Ukraine at the Crossroads: Between the EU DCFTA and Customs Union
Russie.Nei.Reports, No. 11, April 2012
After serious decline in the 1990s, Ukraine’s economy finally started its recovery and systemic reform in early 2000. While the economy rapidly grew by 2008, its transformation remained unfinished. Ukraine has three possible roads to development. The first, and least probable, is to stay on its own. The second, and currently most feasible, is to sign an Association Agreement (AA) with the EU that includes a Deep and Comprehensive Free Trade Agreement (DCFTA). The third, and most controversial, choice is to join the Customs Union with Russia, Belarus and Kazakhstan and embark on further Moscow-led integration projects.

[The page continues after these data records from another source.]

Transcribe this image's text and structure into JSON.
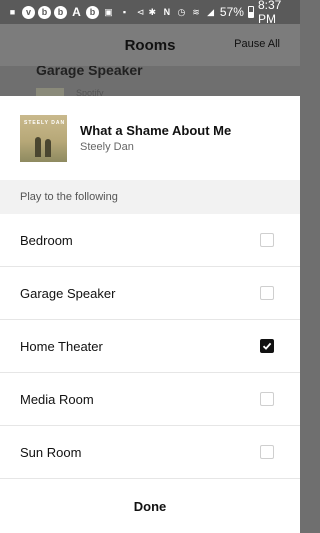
{
  "status_bar": {
    "battery": "57%",
    "time": "8:37 PM",
    "left_icons": [
      "camera-icon",
      "v-icon",
      "b-icon",
      "b-icon",
      "a-icon",
      "b-icon",
      "bag-icon",
      "lock-icon",
      "cast-icon"
    ],
    "right_icons": [
      "bluetooth-icon",
      "nfc-icon",
      "alarm-icon",
      "wifi-icon",
      "signal-icon",
      "battery-icon"
    ]
  },
  "header": {
    "title": "Rooms",
    "pause_all": "Pause All"
  },
  "background": {
    "room_title": "Garage Speaker",
    "sub": "Spotify"
  },
  "now_playing": {
    "album_band_text": "STEELY DAN",
    "title": "What a Shame About Me",
    "artist": "Steely Dan"
  },
  "section_header": "Play to the following",
  "rooms": [
    {
      "name": "Bedroom",
      "checked": false
    },
    {
      "name": "Garage Speaker",
      "checked": false
    },
    {
      "name": "Home Theater",
      "checked": true
    },
    {
      "name": "Media Room",
      "checked": false
    },
    {
      "name": "Sun Room",
      "checked": false
    }
  ],
  "done_label": "Done",
  "colors": {
    "overlay_bg": "#6f6f6f",
    "sheet_bg": "#ffffff",
    "checkbox_checked": "#111111"
  }
}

Negotiations with the EU are now finalized: the agreement was finally initialed at the end of March 2012. However, further steps, such as signing and ratification of the agreement depend on the Ukrainian side. Ukraine’s leadership has repeatedly confirmed the country’s interest in signing and ratifying the Association Agreement with the EU. Meanwhile, Russia’s invitation to join the Customs Union has been consistently, but politely declined. However, many Western and Russian observers still question the irreversibility and credibility of this decision.
Olga Shumylo-Tapiola is a visiting scholar at Carnegie Europe in Brussels, where her research focuses on EU and Russian policy toward Ukraine, Moldova, and Belarus.

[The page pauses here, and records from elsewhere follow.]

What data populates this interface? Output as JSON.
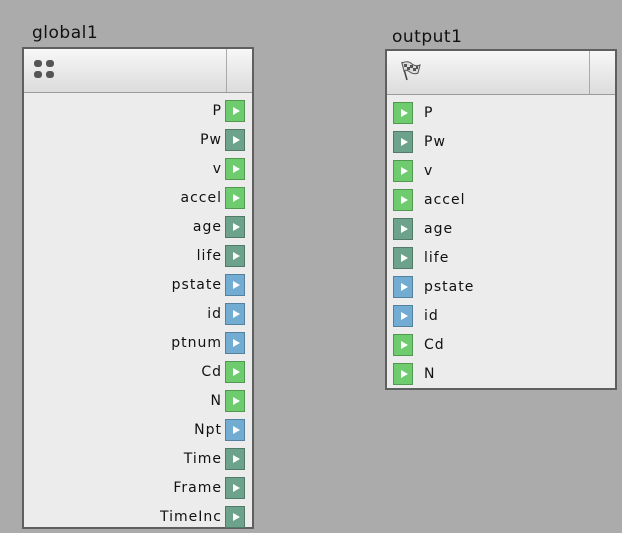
{
  "global_node": {
    "title": "global1",
    "icon": "globals-dots-icon",
    "outputs": [
      {
        "label": "P",
        "color": "green"
      },
      {
        "label": "Pw",
        "color": "teal"
      },
      {
        "label": "v",
        "color": "green"
      },
      {
        "label": "accel",
        "color": "green"
      },
      {
        "label": "age",
        "color": "teal"
      },
      {
        "label": "life",
        "color": "teal"
      },
      {
        "label": "pstate",
        "color": "blue"
      },
      {
        "label": "id",
        "color": "blue"
      },
      {
        "label": "ptnum",
        "color": "blue"
      },
      {
        "label": "Cd",
        "color": "green"
      },
      {
        "label": "N",
        "color": "green"
      },
      {
        "label": "Npt",
        "color": "blue"
      },
      {
        "label": "Time",
        "color": "teal"
      },
      {
        "label": "Frame",
        "color": "teal"
      },
      {
        "label": "TimeInc",
        "color": "teal"
      }
    ]
  },
  "output_node": {
    "title": "output1",
    "icon": "checkered-flag-icon",
    "inputs": [
      {
        "label": "P",
        "color": "green"
      },
      {
        "label": "Pw",
        "color": "teal"
      },
      {
        "label": "v",
        "color": "green"
      },
      {
        "label": "accel",
        "color": "green"
      },
      {
        "label": "age",
        "color": "teal"
      },
      {
        "label": "life",
        "color": "teal"
      },
      {
        "label": "pstate",
        "color": "blue"
      },
      {
        "label": "id",
        "color": "blue"
      },
      {
        "label": "Cd",
        "color": "green"
      },
      {
        "label": "N",
        "color": "green"
      }
    ]
  },
  "colors": {
    "green": "#6ecb6e",
    "teal": "#6da38c",
    "blue": "#73acd3",
    "background": "#ababab",
    "node_body": "#ececec"
  }
}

An earlier version of this paper was presented at a conference organized by Ifri in the framework of the Eurasian Trade Task Force (ETTF), 17 October 2011. The ETTF addresses the different commercial and economic integration projects in Eurasia and their impact on domestic and foreign policies of the states concerned.